(Photo: Getty)

According to a study published in the scientific journal Human Reproduction, marijuana smokers may have higher sperm counts than those who don’t toke up, which is interesting, considering previous studies have suggested the exact opposite.

In the study, Harvard University researchers collected semen samples from 662 men and found that those who have smoked weed at some point in their lives and those who smoke an average of two joints per week have significantly higher sperm counts than those who’ve never touched the stuff.

It was also found that pot smokers have higher levels of testosterone and lower serum FSH concentrations–which, if high, can indicate infertility. 

However, the results of the study aren’t exactly conclusive, and it doesn’t mean you should necessarily go ahead and smoke a bunch of doobies in hopes of increasing your sperm count just yet.

These results that suggest that cannabis use is correlated with higher sperm counts might not even be due to the physiological effects of cannabis, but may rather be a byproduct of the risk-taking behavior associated with it.

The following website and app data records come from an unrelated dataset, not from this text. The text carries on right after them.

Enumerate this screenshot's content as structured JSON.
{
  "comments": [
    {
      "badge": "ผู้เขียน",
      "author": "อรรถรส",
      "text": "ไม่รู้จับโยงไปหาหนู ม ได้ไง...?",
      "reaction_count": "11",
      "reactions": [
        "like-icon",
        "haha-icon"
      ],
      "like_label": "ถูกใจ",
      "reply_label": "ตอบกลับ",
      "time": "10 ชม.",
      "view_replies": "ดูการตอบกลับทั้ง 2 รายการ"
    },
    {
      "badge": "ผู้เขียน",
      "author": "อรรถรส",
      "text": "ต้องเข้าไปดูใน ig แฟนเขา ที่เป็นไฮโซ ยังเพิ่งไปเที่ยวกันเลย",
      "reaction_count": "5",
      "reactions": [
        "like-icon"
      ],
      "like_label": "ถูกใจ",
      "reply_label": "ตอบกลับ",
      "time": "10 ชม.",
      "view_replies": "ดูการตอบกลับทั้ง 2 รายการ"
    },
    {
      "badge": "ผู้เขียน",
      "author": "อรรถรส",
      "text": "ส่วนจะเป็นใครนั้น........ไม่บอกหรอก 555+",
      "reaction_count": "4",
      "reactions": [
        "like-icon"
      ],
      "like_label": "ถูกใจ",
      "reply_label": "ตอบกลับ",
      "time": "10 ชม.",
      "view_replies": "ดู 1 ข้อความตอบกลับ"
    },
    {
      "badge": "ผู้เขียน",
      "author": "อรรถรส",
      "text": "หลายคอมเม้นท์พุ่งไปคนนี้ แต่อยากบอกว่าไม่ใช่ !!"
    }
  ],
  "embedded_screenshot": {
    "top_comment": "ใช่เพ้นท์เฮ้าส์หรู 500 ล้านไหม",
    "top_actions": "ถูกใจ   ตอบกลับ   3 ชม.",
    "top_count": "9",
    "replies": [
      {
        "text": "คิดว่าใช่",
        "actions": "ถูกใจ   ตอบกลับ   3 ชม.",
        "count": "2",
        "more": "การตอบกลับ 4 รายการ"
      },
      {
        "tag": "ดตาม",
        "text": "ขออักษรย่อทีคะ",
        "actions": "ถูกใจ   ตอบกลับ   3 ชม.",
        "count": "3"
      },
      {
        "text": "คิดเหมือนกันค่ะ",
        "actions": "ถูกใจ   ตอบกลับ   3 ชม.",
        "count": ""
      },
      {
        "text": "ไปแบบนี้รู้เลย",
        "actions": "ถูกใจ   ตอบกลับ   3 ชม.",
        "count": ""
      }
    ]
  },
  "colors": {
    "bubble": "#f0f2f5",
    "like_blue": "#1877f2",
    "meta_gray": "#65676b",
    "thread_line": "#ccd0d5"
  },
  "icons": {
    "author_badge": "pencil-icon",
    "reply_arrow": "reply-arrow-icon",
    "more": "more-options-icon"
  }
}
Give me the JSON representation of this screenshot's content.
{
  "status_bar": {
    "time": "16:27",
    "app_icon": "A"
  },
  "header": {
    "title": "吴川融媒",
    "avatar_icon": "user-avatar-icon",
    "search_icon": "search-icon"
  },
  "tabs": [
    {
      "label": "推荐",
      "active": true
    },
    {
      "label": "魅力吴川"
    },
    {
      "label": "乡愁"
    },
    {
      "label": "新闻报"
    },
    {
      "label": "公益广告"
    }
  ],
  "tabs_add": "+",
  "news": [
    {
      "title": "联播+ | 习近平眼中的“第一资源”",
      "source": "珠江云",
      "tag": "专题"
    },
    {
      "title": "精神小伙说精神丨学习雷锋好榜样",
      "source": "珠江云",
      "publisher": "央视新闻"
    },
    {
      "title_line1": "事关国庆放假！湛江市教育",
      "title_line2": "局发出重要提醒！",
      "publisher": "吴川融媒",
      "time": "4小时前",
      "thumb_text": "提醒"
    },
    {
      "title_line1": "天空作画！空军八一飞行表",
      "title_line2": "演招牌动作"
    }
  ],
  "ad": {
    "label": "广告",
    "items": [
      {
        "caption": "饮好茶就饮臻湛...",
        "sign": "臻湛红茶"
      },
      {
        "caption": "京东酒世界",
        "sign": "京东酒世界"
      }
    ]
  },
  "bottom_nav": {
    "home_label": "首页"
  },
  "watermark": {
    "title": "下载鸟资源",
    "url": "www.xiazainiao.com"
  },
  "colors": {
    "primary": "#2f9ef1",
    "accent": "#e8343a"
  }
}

“These findings are not consistent with a deleterious effect of marijuana on testicular function,” the researchers wrote in the report, noting that, as I mentioned before, previous studies on the effects of marijuana on the reproductive system suggest that smoking weed reduces sperm count and has a negative effect on testicular function. 

“Whether these findings are reflective of the previously described role of the endocannabinoid system in spermatogenesis or a spurious association requires confirmation in further studies.”

Head researcher Dr. Jorge Chavarro from the Harvard T.H. Chan School of Public Health in Boston says: “These unexpected findings highlight how little we know about the reproductive health effects of marijuana, and in fact of the health effects of marijuana in general.

“Our results need to be interpreted with caution and they highlight the need to further study the health effects of marijuana use.”